For all its devious comedy, the jokes about bogus holy men and the impenetrable Indian caste system, and some uproarious dialogue, Bhattacharya's novel tackles the serious theme of a young girl's attempt to detach herself from the stifling bonds of family and establish her independence. Hem's problems begin when as a sexually ambitious 13-year-old she is seduced by a local barber. Her marriage prospects gravely imperilled, she is despatched to the Champaboti Girls' High School. Seeking to evade the prescriptive friendships of schoolgirl snobbery, she is inveigled into the school's unofficial soccer team.
Throughout the rest of the novel, sport and familial obligation uneasily contend. In the face of maternal opposition, Hem strikes back by enlisting her ne'er-do-well uncle, now masquerading as a holy man, to provide scriptural authentication, a ruse that succeeds until the occasion on which a charity match against a rival school ends in a riot. Married, after several hitches, to a mother-fixated clerk from the Animal Husbandry department - one of these interludes allows her an unsuccessful trial for the first Bengali professional club for women - Hem's horizons are further reduced when roguish Uncle Nontu elopes with her mother-in-law. With her husband regressing towards infanthood and destitution imminent, only football can offer salvation.

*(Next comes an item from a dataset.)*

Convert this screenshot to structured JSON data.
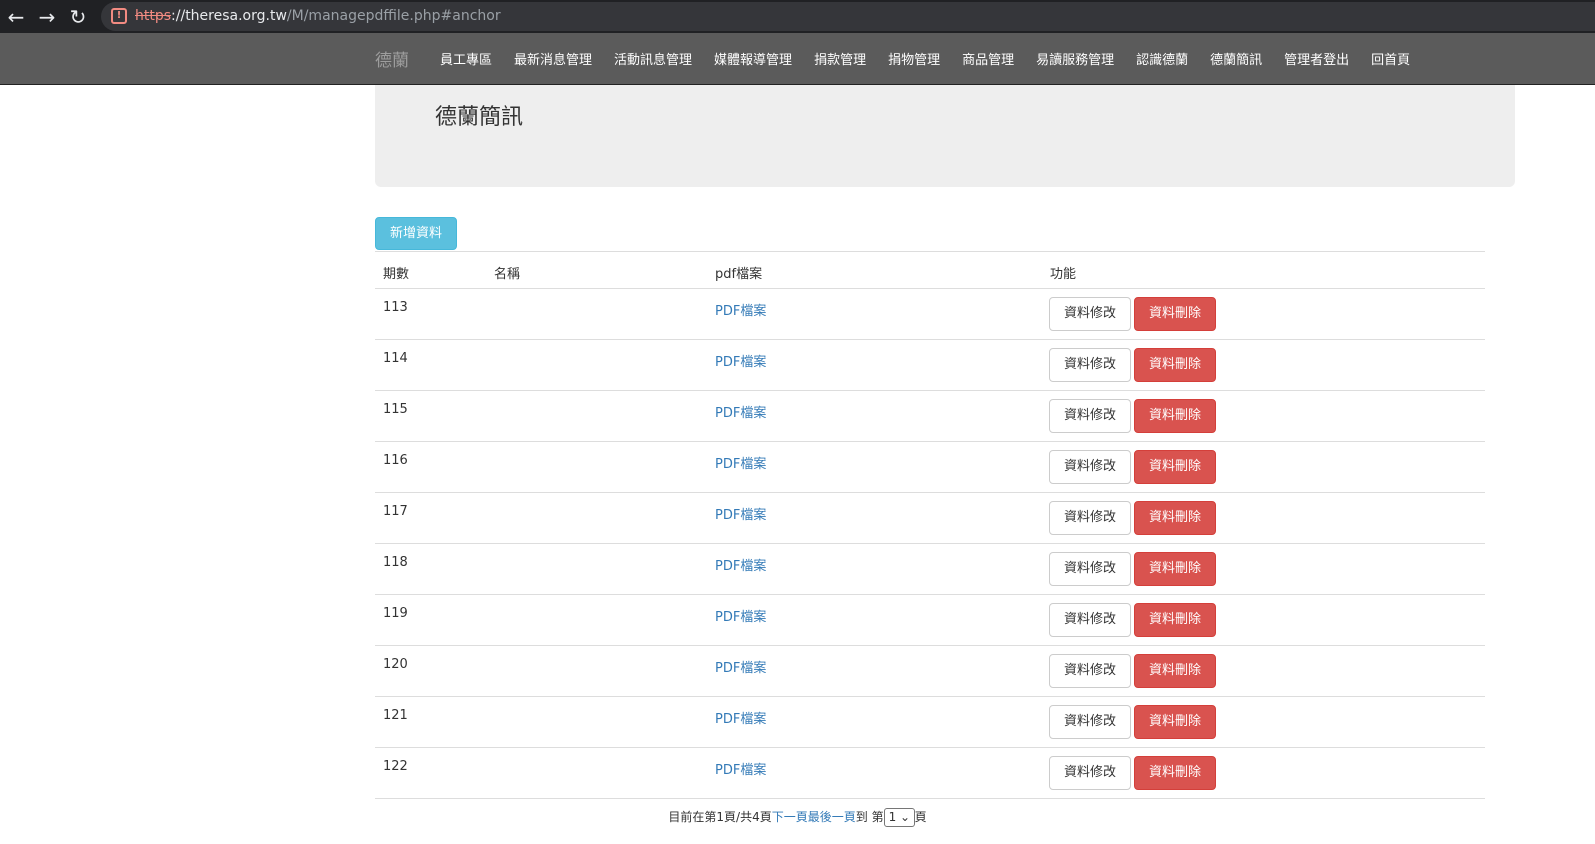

Unobtrusively paced and plotted, Hem and Football achieves its best effects when it forsakes comic realism for the high whimsicality of Uncle Nontu's scriptural tampering and Babu's infantilism. Another high point is Miss Nag, coach to the professional side and a devout Marxist, who distributes copies of the Communist Manifesto to the members of her squad and encourages them to relate its principles to their play. 'The whole thing only makes sense if we consider ourselves as proletarians and our opponents as the bourgeoisie,' Hem's friend Tama explains. An epigraph from Tommy Docherty's Better Football sustains this fantastical air.